In 2017, One Architecture was awarded a grant from the Global Resilience Partnership to team with the Philippines Reclamation Authority (PRA) and other local stakeholders to pilot a series of ecological restoration projects drawn from a coastal protection masterplan.

As a case study, the Tacloban project confronts disjointed project management from fragmented resilience thinking, competing institutional interests, and a fractured system of concurrent masterplanning. Our key finding suggests that jurisdictional overlap and ambiguities are the primary impediment in building resiliency for disaster risk reduction in the Philippines

In a low-lying tropical city like Tacloban with its latticework of jurisdictions, the PRA is a central stakeholder with assets along the 36,000-km long coastline. While reclamation is in their name, the PRA is actively reframing their mission. With the increasing importance of disaster risk reduction, this prompted exploration into what makes a resilience authority?

  • How can we build resilience through streamlined processes that redefine institutional practices?
  • What organizational structures facilitate effective interagency coordination?
  • How can governmental agencies become part and parcel of resiliency?

It became clear that the incorporation of new modes of practice must focus on holistic integration. The Tacloban pilots aim to disentangle institutional authority and demonstrate how theory can reframe governance for integrated resilience planning. We hope this smoothing of agency functions can aid in advancing resilience planning from the bookshelf into practices focused on long-term implementation and adaptation.

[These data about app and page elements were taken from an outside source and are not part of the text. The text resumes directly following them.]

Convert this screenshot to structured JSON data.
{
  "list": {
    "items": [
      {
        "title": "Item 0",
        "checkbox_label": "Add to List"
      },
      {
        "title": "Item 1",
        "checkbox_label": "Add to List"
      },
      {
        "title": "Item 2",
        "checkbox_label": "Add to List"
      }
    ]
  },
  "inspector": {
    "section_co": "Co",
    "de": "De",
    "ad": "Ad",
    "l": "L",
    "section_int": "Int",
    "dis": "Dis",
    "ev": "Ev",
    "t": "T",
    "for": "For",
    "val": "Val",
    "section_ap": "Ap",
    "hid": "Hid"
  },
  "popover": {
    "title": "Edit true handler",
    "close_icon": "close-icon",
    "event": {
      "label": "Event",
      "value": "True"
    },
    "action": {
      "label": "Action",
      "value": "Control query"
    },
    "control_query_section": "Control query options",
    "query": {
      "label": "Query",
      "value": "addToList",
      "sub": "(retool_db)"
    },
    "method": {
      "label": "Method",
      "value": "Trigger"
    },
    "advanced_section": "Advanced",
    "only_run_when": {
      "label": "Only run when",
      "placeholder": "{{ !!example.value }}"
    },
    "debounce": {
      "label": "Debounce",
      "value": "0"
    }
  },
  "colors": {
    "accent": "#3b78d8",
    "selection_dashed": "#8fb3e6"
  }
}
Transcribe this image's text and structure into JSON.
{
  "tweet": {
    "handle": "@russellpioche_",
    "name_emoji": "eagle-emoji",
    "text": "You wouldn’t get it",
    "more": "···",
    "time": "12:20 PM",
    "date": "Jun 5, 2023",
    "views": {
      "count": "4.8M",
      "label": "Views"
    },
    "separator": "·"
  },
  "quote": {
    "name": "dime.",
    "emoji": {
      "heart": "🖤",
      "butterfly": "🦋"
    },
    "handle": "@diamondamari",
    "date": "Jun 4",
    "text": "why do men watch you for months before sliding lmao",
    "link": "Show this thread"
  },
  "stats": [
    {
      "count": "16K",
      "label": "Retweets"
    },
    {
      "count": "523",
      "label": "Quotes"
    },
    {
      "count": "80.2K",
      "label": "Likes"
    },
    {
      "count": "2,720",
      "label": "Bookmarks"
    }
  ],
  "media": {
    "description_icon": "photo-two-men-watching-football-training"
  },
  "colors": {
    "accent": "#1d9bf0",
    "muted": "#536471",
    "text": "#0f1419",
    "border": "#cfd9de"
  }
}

Keywords: Resilience planning; coastal restoration; Typhoon Haiyan; nature-based solutions; project risks